In some cultures, it is considered correct business politesse to hold the card presented to you with both hands, observe it, and comment, before putting it carefully in your wallet.

I have my own rules for business cards, to wit:
• Make sure someone can read your card easily without glasses or a magnifying glass (the “over age 40” rule).
• If you use your domain name in your email address, make sure you also have a web page with that domain name.
• Send two business cards to each client at the close of your case and ask them to refer you business.
• Whenever you give your card, give three (one for that person and two for friends).
• Use both sides of the card – include your practice areas on one side, a map to your office, or a piece of advice.
• Make it unique and easy to spot.

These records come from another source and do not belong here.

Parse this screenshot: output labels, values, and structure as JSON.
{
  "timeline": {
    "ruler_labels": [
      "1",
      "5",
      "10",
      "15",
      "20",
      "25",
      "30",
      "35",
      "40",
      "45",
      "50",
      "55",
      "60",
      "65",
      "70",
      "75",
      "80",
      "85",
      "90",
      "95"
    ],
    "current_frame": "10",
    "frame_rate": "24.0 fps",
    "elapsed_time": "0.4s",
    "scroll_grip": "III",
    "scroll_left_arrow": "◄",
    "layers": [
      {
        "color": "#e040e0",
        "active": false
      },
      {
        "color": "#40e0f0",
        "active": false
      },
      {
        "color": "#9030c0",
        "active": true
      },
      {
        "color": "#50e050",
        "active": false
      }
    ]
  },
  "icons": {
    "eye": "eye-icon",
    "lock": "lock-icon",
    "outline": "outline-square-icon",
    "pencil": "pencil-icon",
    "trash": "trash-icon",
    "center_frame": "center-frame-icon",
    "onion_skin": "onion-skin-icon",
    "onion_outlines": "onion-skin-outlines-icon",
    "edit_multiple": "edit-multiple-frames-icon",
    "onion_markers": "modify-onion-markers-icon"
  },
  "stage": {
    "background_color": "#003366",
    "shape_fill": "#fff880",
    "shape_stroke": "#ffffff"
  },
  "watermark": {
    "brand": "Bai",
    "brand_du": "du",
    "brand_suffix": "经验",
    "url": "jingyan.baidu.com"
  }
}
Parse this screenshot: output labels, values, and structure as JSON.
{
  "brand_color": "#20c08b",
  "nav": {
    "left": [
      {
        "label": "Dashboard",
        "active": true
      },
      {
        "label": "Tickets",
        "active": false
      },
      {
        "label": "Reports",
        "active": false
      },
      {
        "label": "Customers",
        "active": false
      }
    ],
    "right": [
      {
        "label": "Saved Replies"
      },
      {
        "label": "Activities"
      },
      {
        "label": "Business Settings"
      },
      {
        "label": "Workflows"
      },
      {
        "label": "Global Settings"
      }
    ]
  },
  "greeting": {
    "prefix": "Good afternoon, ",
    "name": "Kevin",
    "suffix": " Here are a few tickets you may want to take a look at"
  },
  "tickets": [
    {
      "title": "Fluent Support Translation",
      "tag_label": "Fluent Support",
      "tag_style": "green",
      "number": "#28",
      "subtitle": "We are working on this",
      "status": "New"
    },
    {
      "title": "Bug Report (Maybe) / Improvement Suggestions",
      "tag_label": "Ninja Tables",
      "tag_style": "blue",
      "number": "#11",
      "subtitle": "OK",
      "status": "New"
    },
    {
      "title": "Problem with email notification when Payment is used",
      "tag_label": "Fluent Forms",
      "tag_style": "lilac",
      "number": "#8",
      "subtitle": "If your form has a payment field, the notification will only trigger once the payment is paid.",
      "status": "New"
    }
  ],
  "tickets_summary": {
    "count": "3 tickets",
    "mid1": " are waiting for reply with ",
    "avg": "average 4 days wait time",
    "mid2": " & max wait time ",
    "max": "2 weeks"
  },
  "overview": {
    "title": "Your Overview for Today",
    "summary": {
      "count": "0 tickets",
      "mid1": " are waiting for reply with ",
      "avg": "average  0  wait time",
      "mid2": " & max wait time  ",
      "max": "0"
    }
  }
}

Making your card unique and easy to spot is tricky in the rather conservative field of lawyering. You want the impression you make to be favorable, so keep that in mind before you get too wild and crazy. And if inexpensive business cards are what you seek, the Internet is a good place to go. Try Vistaprint, but don't forget to give your local supplier a chance to compete.